13 - That's the number of One Day Internationals that separates India from the start of World Cup 2019. Five home games against Windies, three away games against Australia and another five away games against New Zealand sum up the list. The search for India's ideal number four, which began after Indian cricket team dropped Yuvraj Singh post-Champions Trophy 2017, still continues.

The recently concluded Asia Cup provided two strong opportunities to Dinesh Karthik, in the last league match vs Afghanistan and in the final against Bangladesh to cement his spot. To his credit, he made meaningful contributions of 44 and 37 respectively in those games, but he could not see India through to the finish line. In fact, he along with others in the middle order slowed down enough to ensure nervy last over finishes in both games.

One might argue that number four is not supposed to be a finisher, and the job of accelerating towards the end should rest with the likes of Dhoni and co. who follow number fifth to seventh. However, in the current context, India's number five batsman-MS Dhoni is not the quickest off the blocks in terms of strike rate, and India's nos. six and seven (likes of Jadhav, Pandya, Jadeja) do not deliver consistently. This suggests that India needs someone at 4 who can either (a) play long enough to finish the innings or (b) play at a fast tempo to make the asking rate simpler for the likes of Dhoni and co. to follow.

On looking at the players that India have tried post-Yuvraj and trying to see if someone can fulfill that role, we get Ajinkya Rahane who was a great prospect, as he had the ability to bat long and rotate the strike, but he didn't quite scale the heights as a finisher. Manish Pandey probably is one of the better finishers, but he hasn't shown much ability to play long innings. He is more suited for the no. six role. Dinesh Karthik has shown the ability to bat long, but he tends to slow down and lose momentum in his innings if he gets in with a lot of overs to spare. KL Rahul is possibly the best of the lot, as he can play long innings and finish games as well, but he hasn't made the most of his chances in the middle order. India have tried 4 players who fulfilled criteria (a) but haven't got the desired success.

There's one player, who fulfilled criteria b, and India tried him for a short while with good success. It was Hardik Pandya played with an aggressive outlook in the 2017 home series against Australia and put the pressure back on the bowlers in the middle overs. This experiment with Pandya understandably was short lived because India needed to develop Pandya the 5th bowler more than Pandya the batsman.

However, Pandya's relatively successful stint as no. four is a crucial hint that India doesn't really need a proper batsman cum finisher at no. 4. They can do with an aggressive batsman who can attack from the word go or counter-attack after a poor start.
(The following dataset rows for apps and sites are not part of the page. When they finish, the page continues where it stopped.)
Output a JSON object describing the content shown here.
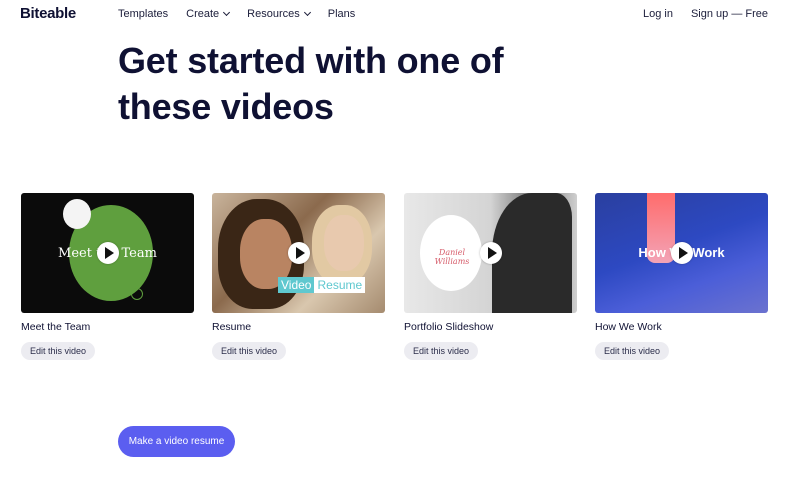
{
  "nav": {
    "logo": "Biteable",
    "links": [
      {
        "label": "Templates",
        "dropdown": false
      },
      {
        "label": "Create",
        "dropdown": true
      },
      {
        "label": "Resources",
        "dropdown": true
      },
      {
        "label": "Plans",
        "dropdown": false
      }
    ],
    "login": "Log in",
    "signup": "Sign up — Free"
  },
  "hero": {
    "title_line1": "Get started with one of",
    "title_line2": "these videos"
  },
  "cards": [
    {
      "title": "Meet the Team",
      "thumb_text": "Meet the Team",
      "edit_label": "Edit this video"
    },
    {
      "title": "Resume",
      "thumb_caption_a": "Video",
      "thumb_caption_b": "Resume",
      "edit_label": "Edit this video"
    },
    {
      "title": "Portfolio Slideshow",
      "thumb_text": "Daniel Williams",
      "edit_label": "Edit this video"
    },
    {
      "title": "How We Work",
      "thumb_text": "How We Work",
      "edit_label": "Edit this video"
    }
  ],
  "cta": {
    "label": "Make a video resume"
  },
  "colors": {
    "primary": "#5b5ef0",
    "text": "#0f1133",
    "button_bg": "#ececf1",
    "green": "#5f9f3e",
    "teal": "#5fc8cf"
  }
}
With a very experienced and calm Dhoni to follow, fearlessness should be an important trait in India's no. four. Fortunately, one such player called Rishabh Pant already exists in the radar of our selectors. Pant began his domestic career as a reckless and inconsistent player but the youngster remarkably improved his consistency in 2017-18 domestic season. Average-44, Strike rate- 128 from 7 games in Vijay Hazare trophy, Average-45, Strike Rate-195 in 10 games in Syed Mushtaq Ali trophy and Average 52, Strike Rate 173 in 14 games in IPL are a testimony to his improved consistency along with the obvious explosiveness.

This may well be the right time to get started with Rishabh Pant, and provide this change of approach to India's middle order batting. If one is looking for a precedent to this approach, look no further than the successful slam-bang approach of England ODI team. King Kohli needs an Ace to follow him. Look no further beyond Pant.